--- START ---

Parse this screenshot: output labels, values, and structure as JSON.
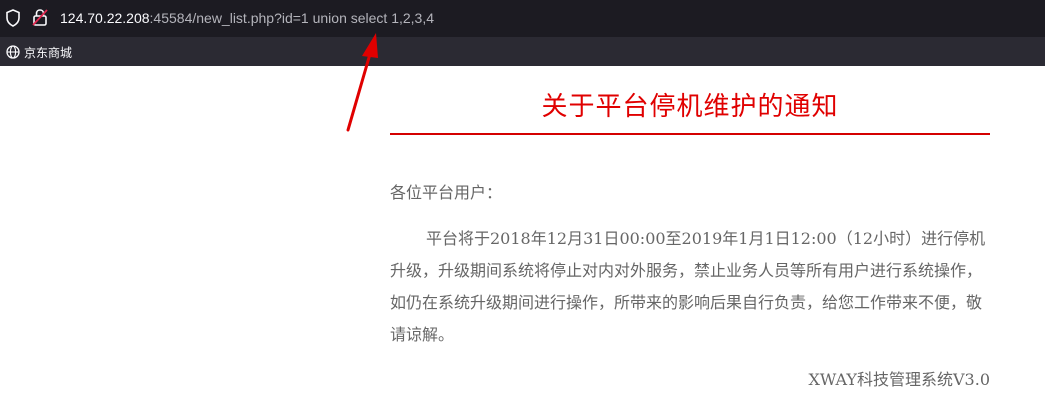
{
  "browser": {
    "url_host": "124.70.22.208",
    "url_rest": ":45584/new_list.php?id=1 union select 1,2,3,4",
    "bookmarks": [
      {
        "label": "京东商城",
        "icon": "globe-icon"
      }
    ]
  },
  "notice": {
    "title": "关于平台停机维护的通知",
    "greeting": "各位平台用户：",
    "body": "平台将于2018年12月31日00:00至2019年1月1日12:00（12小时）进行停机升级，升级期间系统将停止对内对外服务，禁止业务人员等所有用户进行系统操作，如仍在系统升级期间进行操作，所带来的影响后果自行负责，给您工作带来不便，敬请谅解。",
    "signature": "XWAY科技管理系统V3.0"
  },
  "colors": {
    "title_red": "#e00000",
    "rule_red": "#d40000",
    "annotation_red": "#e00000",
    "body_gray": "#666666"
  }
}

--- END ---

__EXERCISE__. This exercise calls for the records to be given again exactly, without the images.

__WRITTEN REPLY__.
Parse this screenshot: output labels, values, and structure as JSON.
{
  "browser": {
    "url_host": "124.70.22.208",
    "url_rest": ":45584/new_list.php?id=1 union select 1,2,3,4",
    "bookmarks": [
      {
        "label": "京东商城",
        "icon": "globe-icon"
      }
    ]
  },
  "notice": {
    "title": "关于平台停机维护的通知",
    "greeting": "各位平台用户：",
    "body": "平台将于2018年12月31日00:00至2019年1月1日12:00（12小时）进行停机升级，升级期间系统将停止对内对外服务，禁止业务人员等所有用户进行系统操作，如仍在系统升级期间进行操作，所带来的影响后果自行负责，给您工作带来不便，敬请谅解。",
    "signature": "XWAY科技管理系统V3.0"
  },
  "colors": {
    "title_red": "#e00000",
    "rule_red": "#d40000",
    "annotation_red": "#e00000",
    "body_gray": "#666666"
  }
}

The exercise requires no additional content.